His view on contemporary political debates can also be stated succinctly: the government vs. market debate is totally beside the point, because the real issue is the fundamental political structure of the economy. He hammers home the reality that there is no such thing as a “natural” market economy, because a market is the creation of laws. I emphatically concur.
The underlying structure of our market economy is where the most consequential political decisions have been made since the 1980s. Reich identifies five key arenas: Continue Reading →
The roilings of the two dominant political parties by Donald Trump and Bernie Sanders have more in common than “voter anger.” Both stem from serious defects in our plurality voting system: vote splitting and spoilers.
In plurality voting a voter can choose only one candidate for an office, and whichever candidate gets the most votes wins. In the Republican primaries votes are being split between multiple similar candidates, thus allowing a very different candidate—Donald Trump—to come out the winner with a minority of the votes. (As of Super Tuesday he’s been receiving from 21.3% to 49.3% of the vote, averaging 34.6%.)
Because of vote splitting, candidates are usually pressured to drop out of the race and not be a “spoiler” for “taking away” votes from another candidate. To avoid being a spoiler in the general election, Bernie Sanders is running for the Democratic Party’s nomination instead of running as an independent. However, insurgent campaigns like Sanders’ risk resentments between the insurgents and the party regulars, antagonizing those who would otherwise be allies against a common enemy.
The vote splitting and spoiler defects are common in elections at various levels in the United States, most of which use plurality voting. But there are alternative democratic voting systems, one of which is ranked choice voting (RCV), also known as instant runoff voting. RCV can lessen the vote splitting and spoiler problems and has been slowly spreading to cities and counties across the U.S.

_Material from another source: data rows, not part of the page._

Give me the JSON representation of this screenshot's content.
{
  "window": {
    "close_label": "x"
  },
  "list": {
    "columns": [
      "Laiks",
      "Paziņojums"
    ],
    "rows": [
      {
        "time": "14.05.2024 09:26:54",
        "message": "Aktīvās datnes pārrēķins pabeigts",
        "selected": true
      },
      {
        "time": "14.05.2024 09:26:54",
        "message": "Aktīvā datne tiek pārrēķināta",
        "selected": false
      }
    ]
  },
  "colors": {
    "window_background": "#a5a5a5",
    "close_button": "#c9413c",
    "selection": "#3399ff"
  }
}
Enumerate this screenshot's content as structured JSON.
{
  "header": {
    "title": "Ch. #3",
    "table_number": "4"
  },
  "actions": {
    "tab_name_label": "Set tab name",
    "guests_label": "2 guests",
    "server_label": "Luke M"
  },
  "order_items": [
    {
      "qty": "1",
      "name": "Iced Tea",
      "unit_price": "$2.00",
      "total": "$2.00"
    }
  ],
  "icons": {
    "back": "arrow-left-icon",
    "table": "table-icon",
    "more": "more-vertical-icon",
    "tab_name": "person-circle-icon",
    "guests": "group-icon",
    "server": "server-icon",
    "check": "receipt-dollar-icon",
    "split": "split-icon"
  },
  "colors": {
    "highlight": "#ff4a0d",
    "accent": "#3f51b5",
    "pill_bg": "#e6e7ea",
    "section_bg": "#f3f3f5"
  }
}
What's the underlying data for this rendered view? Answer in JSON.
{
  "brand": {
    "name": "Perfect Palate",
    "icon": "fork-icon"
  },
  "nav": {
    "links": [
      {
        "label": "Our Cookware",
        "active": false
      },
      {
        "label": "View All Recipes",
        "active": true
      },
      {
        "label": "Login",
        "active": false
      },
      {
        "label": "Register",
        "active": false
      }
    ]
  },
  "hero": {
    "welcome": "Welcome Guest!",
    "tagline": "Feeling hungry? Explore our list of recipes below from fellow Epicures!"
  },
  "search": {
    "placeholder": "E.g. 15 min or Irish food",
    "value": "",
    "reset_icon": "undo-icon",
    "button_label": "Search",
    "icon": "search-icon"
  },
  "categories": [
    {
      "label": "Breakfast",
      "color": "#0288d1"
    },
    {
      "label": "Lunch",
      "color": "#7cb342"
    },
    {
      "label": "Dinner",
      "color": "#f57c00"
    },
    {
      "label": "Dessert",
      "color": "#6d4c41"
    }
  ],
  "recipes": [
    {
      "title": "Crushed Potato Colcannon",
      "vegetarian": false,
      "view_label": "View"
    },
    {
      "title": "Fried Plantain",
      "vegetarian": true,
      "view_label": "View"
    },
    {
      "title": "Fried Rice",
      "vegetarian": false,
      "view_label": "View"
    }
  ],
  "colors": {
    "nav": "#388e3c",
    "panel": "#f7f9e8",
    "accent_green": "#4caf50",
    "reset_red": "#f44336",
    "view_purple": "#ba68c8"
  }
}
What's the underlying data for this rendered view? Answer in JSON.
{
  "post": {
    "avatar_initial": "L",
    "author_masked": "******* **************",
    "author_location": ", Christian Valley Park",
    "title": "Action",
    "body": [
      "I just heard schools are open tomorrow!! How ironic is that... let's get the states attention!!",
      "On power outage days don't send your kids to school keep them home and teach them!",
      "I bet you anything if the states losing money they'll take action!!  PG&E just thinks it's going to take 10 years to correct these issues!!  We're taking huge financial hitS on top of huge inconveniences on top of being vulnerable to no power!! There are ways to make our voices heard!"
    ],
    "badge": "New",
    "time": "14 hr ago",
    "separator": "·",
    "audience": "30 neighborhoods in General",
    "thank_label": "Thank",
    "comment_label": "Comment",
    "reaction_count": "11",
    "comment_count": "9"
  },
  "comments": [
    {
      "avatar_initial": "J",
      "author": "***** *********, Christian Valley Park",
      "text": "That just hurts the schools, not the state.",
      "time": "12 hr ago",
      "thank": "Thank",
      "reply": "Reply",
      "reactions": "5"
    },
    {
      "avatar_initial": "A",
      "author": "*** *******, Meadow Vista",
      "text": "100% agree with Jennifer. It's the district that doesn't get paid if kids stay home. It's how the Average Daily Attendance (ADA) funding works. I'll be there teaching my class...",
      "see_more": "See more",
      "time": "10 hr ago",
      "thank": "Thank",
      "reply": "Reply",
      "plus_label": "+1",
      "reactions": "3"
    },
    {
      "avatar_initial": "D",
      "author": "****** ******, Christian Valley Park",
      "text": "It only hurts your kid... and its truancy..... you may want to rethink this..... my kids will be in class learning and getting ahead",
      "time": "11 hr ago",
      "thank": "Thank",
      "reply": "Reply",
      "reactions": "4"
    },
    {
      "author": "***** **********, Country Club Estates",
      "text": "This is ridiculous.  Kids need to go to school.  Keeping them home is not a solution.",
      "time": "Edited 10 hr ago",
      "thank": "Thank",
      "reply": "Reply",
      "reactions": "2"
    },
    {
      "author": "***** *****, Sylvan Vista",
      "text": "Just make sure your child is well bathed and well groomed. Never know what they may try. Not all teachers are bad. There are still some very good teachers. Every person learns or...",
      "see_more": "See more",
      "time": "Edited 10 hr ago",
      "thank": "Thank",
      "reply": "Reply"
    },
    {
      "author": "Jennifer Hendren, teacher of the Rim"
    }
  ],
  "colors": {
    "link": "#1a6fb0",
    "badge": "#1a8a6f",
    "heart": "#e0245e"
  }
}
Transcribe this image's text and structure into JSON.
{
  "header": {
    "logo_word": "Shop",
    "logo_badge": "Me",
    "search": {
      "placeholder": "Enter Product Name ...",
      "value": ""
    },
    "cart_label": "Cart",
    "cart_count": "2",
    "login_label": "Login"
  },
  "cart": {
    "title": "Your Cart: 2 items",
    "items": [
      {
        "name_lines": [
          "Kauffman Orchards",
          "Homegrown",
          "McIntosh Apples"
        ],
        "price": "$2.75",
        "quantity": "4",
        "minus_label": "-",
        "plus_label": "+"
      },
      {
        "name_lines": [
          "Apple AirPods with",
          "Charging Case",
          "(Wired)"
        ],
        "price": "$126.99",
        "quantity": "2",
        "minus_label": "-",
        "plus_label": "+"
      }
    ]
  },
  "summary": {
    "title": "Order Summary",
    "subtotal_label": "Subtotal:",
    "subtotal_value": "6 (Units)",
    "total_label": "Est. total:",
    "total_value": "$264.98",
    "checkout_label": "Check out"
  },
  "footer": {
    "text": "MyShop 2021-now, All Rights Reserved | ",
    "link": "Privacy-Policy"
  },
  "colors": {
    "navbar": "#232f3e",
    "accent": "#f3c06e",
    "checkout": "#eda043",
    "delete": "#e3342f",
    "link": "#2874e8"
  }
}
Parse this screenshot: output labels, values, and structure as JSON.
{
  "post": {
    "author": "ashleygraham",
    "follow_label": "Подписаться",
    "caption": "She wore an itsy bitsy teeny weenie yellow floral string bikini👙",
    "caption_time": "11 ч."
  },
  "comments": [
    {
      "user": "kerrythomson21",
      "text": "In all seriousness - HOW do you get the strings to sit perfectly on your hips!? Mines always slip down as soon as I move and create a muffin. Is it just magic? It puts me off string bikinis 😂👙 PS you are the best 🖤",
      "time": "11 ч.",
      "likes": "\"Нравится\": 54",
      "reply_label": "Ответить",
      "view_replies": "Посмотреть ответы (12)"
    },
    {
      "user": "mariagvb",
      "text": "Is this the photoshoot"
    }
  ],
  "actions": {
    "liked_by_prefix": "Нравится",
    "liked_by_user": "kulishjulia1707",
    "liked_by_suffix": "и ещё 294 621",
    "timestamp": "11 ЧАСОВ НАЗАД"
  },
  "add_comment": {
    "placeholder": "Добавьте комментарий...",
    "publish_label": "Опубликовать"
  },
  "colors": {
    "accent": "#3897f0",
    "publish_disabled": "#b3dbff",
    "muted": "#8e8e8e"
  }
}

What are the opportunities for bringing RCV to elections in Oregon? This report identifies which elected offices in Oregon would be capable of being filled by RCV given current election technology. Continue Reading →